- _Exercise goal_
Output the data below exactly as it is, dropping the pictures from your copy.

- _Task data_
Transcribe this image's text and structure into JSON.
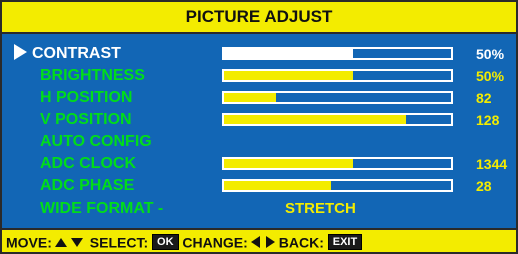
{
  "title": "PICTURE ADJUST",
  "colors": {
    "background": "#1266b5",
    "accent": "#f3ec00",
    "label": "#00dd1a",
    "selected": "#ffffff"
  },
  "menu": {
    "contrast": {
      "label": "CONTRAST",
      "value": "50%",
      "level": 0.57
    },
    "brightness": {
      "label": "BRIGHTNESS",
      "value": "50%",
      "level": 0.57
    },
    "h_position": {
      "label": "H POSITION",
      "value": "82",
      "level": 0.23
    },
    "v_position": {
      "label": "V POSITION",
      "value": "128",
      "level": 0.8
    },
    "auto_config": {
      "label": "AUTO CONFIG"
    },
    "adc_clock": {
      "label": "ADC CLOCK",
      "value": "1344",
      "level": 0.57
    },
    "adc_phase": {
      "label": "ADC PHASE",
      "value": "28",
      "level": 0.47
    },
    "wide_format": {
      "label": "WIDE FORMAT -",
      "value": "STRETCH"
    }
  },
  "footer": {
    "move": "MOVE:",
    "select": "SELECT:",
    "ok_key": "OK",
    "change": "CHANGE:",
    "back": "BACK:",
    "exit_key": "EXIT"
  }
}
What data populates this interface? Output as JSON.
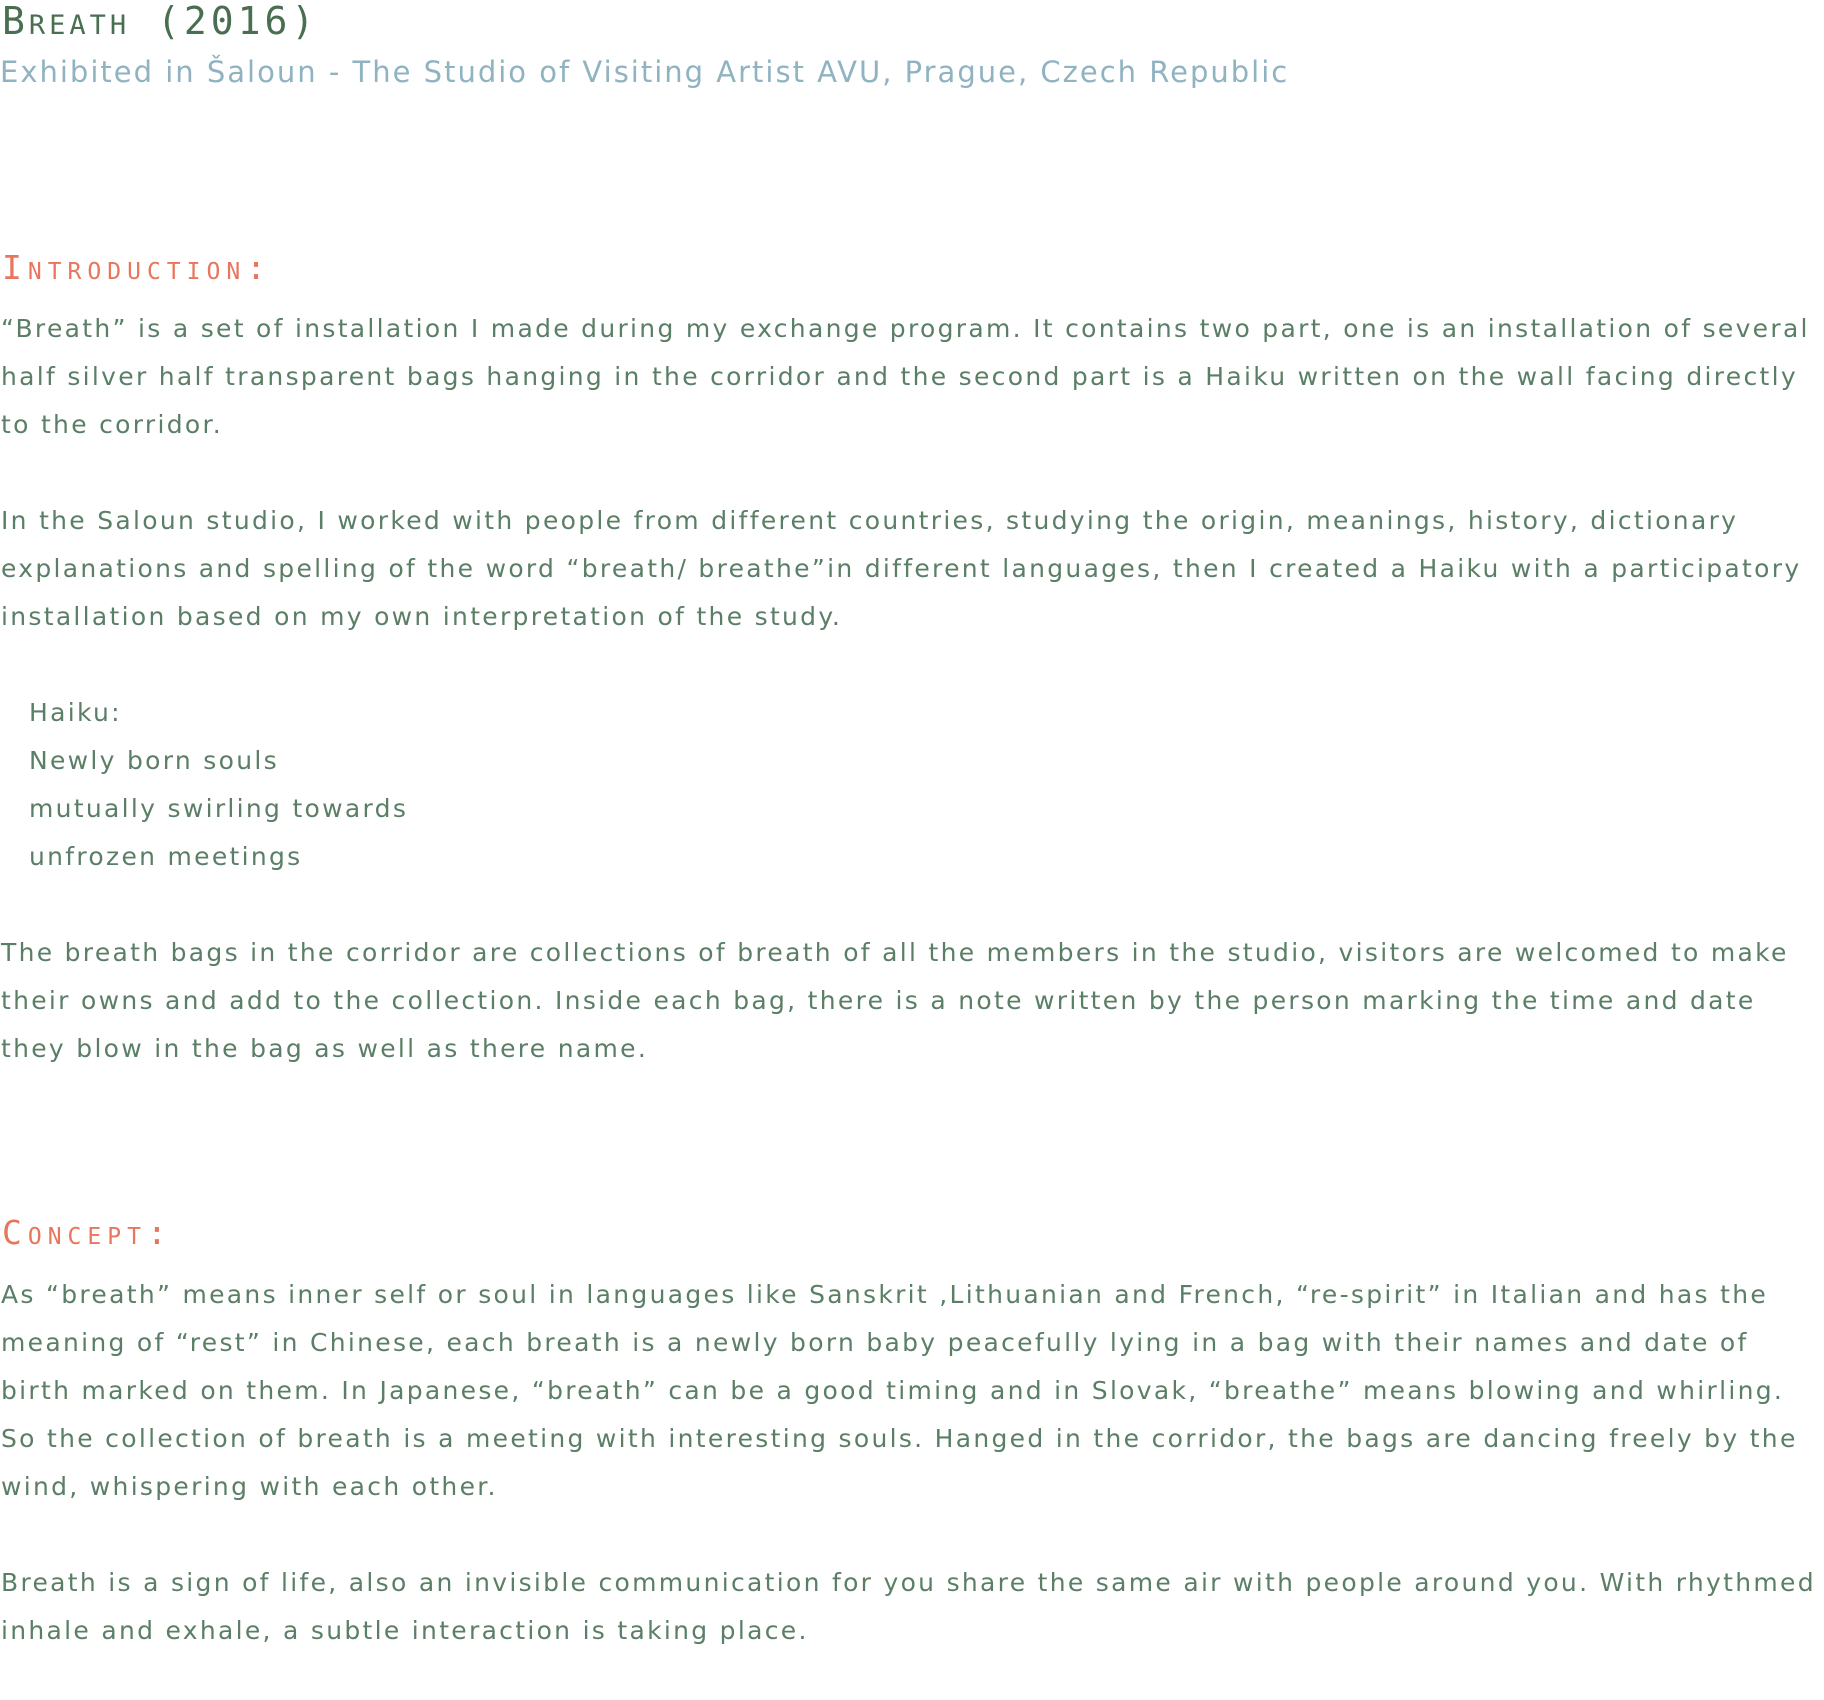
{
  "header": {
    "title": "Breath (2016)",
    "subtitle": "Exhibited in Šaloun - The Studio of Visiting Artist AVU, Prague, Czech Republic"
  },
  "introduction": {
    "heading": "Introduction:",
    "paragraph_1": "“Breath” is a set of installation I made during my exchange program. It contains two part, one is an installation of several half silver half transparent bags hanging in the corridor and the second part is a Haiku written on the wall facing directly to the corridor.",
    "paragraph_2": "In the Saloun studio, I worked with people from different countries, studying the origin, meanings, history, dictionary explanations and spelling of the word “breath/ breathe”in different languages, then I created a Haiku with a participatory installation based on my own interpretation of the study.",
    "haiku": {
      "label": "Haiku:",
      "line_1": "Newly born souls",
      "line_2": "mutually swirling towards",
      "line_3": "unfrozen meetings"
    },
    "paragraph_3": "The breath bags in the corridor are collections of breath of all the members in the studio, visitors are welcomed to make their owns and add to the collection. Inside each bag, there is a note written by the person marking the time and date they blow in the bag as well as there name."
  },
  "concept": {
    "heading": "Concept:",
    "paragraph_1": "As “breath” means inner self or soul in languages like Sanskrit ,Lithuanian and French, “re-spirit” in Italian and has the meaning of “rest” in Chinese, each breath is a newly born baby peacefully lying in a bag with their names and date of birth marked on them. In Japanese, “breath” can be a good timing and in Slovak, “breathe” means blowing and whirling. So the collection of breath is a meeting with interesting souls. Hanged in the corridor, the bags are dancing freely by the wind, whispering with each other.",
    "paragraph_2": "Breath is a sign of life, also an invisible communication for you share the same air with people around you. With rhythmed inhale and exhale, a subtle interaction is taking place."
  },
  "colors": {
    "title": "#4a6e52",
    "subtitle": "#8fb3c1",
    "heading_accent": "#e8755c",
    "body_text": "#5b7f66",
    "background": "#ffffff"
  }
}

- _Response area_
Transcribe this image's text and structure into JSON.
{
  "title": "PICTURE ADJUST",
  "colors": {
    "background": "#1266b5",
    "accent": "#f3ec00",
    "label": "#00dd1a",
    "selected": "#ffffff"
  },
  "menu": {
    "contrast": {
      "label": "CONTRAST",
      "value": "50%",
      "level": 0.57
    },
    "brightness": {
      "label": "BRIGHTNESS",
      "value": "50%",
      "level": 0.57
    },
    "h_position": {
      "label": "H POSITION",
      "value": "82",
      "level": 0.23
    },
    "v_position": {
      "label": "V POSITION",
      "value": "128",
      "level": 0.8
    },
    "auto_config": {
      "label": "AUTO CONFIG"
    },
    "adc_clock": {
      "label": "ADC CLOCK",
      "value": "1344",
      "level": 0.57
    },
    "adc_phase": {
      "label": "ADC PHASE",
      "value": "28",
      "level": 0.47
    },
    "wide_format": {
      "label": "WIDE FORMAT -",
      "value": "STRETCH"
    }
  },
  "footer": {
    "move": "MOVE:",
    "select": "SELECT:",
    "ok_key": "OK",
    "change": "CHANGE:",
    "back": "BACK:",
    "exit_key": "EXIT"
  }
}
What data populates this interface? Output as JSON.
{
  "header": {
    "title": "Breath (2016)",
    "subtitle": "Exhibited in Šaloun - The Studio of Visiting Artist AVU, Prague, Czech Republic"
  },
  "introduction": {
    "heading": "Introduction:",
    "paragraph_1": "“Breath” is a set of installation I made during my exchange program. It contains two part, one is an installation of several half silver half transparent bags hanging in the corridor and the second part is a Haiku written on the wall facing directly to the corridor.",
    "paragraph_2": "In the Saloun studio, I worked with people from different countries, studying the origin, meanings, history, dictionary explanations and spelling of the word “breath/ breathe”in different languages, then I created a Haiku with a participatory installation based on my own interpretation of the study.",
    "haiku": {
      "label": "Haiku:",
      "line_1": "Newly born souls",
      "line_2": "mutually swirling towards",
      "line_3": "unfrozen meetings"
    },
    "paragraph_3": "The breath bags in the corridor are collections of breath of all the members in the studio, visitors are welcomed to make their owns and add to the collection. Inside each bag, there is a note written by the person marking the time and date they blow in the bag as well as there name."
  },
  "concept": {
    "heading": "Concept:",
    "paragraph_1": "As “breath” means inner self or soul in languages like Sanskrit ,Lithuanian and French, “re-spirit” in Italian and has the meaning of “rest” in Chinese, each breath is a newly born baby peacefully lying in a bag with their names and date of birth marked on them. In Japanese, “breath” can be a good timing and in Slovak, “breathe” means blowing and whirling. So the collection of breath is a meeting with interesting souls. Hanged in the corridor, the bags are dancing freely by the wind, whispering with each other.",
    "paragraph_2": "Breath is a sign of life, also an invisible communication for you share the same air with people around you. With rhythmed inhale and exhale, a subtle interaction is taking place."
  },
  "colors": {
    "title": "#4a6e52",
    "subtitle": "#8fb3c1",
    "heading_accent": "#e8755c",
    "body_text": "#5b7f66",
    "background": "#ffffff"
  }
}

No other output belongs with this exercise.